In this video
Christy Haubegger, founder of Latina magazine, was told by her parents that she could grow up to be whatever she wanted to be, but she never saw anyone like her succeeding in the media. After graduating from law school, Haubegger took matters into her own hands. With the help of Essence magazine founder Edward Lewis, Haubegger created a magazine that would change the complexion of the newsstands.
Christy Haubegger is the founder of Latina magazine, the first of its kind. Born to a Mexican-American mother and adopted by a "tall blond family" at a very small age, Haubegger was encouraged to embrace her Mexican heritage. What she saw in the media, however, was another story. It was a rare occasion to see a character on television who looked like her.
Haubegger earned a degree in philosophy at the University of Texas at Austin and then went to Stanford Law where she enrolled in business classes. Motivated by the lack of Latina faces she saw in the media and making decisions within the media, Haubegger took on a class project to design a business plan for a Hispanic women's magazine inspired by Essence magazine. She made the plan into a reality when she approached Essence's Ed Lewis. The magazine launched in September 1996 and has continued publication since, reaching over 4.5 million readers through its media platforms.

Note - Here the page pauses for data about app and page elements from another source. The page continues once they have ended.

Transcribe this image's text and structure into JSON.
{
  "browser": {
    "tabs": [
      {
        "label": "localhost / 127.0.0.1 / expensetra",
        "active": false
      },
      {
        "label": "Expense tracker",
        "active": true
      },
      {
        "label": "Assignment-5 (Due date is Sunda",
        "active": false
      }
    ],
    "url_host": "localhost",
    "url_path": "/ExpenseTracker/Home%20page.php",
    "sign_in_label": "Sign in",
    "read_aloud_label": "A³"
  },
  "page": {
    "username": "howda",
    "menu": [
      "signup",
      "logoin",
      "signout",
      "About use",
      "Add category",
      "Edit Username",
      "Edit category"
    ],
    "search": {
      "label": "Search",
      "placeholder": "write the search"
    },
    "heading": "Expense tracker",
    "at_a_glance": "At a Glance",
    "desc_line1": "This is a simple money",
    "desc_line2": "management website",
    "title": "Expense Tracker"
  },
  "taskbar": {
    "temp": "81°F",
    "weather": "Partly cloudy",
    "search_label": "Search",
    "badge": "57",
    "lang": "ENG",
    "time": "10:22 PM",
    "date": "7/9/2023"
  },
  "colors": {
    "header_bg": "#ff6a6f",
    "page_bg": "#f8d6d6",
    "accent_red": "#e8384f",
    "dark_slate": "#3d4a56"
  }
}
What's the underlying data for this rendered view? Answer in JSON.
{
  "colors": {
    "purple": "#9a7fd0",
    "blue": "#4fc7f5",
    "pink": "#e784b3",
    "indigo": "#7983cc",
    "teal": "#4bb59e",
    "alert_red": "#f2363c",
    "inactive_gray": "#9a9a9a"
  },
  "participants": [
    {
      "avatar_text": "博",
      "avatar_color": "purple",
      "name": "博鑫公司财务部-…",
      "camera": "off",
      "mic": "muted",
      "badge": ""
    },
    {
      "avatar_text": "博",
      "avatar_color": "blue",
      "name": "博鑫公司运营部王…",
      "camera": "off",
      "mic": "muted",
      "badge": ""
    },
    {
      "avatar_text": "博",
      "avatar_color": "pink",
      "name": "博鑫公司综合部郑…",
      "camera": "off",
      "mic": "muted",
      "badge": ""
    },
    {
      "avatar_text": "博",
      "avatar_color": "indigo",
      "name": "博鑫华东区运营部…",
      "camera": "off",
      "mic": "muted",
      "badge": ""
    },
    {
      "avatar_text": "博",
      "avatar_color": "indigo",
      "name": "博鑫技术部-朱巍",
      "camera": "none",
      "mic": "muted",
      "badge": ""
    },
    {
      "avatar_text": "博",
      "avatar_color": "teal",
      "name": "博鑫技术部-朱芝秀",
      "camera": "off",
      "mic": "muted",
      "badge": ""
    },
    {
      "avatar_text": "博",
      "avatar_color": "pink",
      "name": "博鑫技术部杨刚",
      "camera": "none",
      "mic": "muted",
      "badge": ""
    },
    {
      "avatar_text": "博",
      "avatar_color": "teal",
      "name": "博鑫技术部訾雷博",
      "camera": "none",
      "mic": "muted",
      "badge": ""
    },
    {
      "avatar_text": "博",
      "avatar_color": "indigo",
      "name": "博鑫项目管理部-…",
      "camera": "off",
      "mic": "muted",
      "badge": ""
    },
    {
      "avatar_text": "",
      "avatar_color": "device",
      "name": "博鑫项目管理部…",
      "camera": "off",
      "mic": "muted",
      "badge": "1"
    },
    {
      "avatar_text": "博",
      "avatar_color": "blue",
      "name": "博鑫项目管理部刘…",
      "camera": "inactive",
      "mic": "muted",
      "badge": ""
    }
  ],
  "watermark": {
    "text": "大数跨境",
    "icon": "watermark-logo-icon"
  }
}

In 2005, Haubegger transitioned from publishing to the agency life at the Creative Artists Agency where she continues to "change the complexion" of America working with Latinas in Hollywood.
More From Christy
Adopted by a Tall Blond Family
Adopted by a family who supported her Latina heritage, Haubegger had such a wonderful childhood she grew up with an extremely positive conception of what it means to be adopted.
Haubegger shares her favorite statistic about Hispanic youth and poses an important question about representation in the media.
Latinas in the Mastheads
Haubegger on how Latina magazine started small but grew and expanded in different ways that influence other publications.
Misconception of Latinas
Haubegger shares one of the most misconstrued myths about Latinos and Latinas in America.
A Compass for Readers
Haubegger explains who the target girl was that Latina magazine trying to reach and how.
Haubegger on how anxious she felt about copy-editing Latina magazine fearing that one typo could imply to the world that they don't speak English well.
Publishing to Production
Haubegger talks about her attempt in the production industry but how she needed a faster pace environment.
A Latina Heroine
Haubegger recalls how imperative it was for her to help screenwriter James L. Brooks who was writing a story with a Latina heroine because of how few Latina leading characters there are.
Measure Your Life In Impact
Haubegger discusses the metric that she uses to allocate how she spends her time: the impact it will have.
The Starting Line
Haubegger on what it felt like to reach the goal of creating a magazine and how the journey of the magazine still continues.
Latinas Through Hollywood's Door
Haubegger explains how transitioning from Latina magazine to Creative Artists Agency was another extension of the larger thread of her life's work to amplify Latina's stories.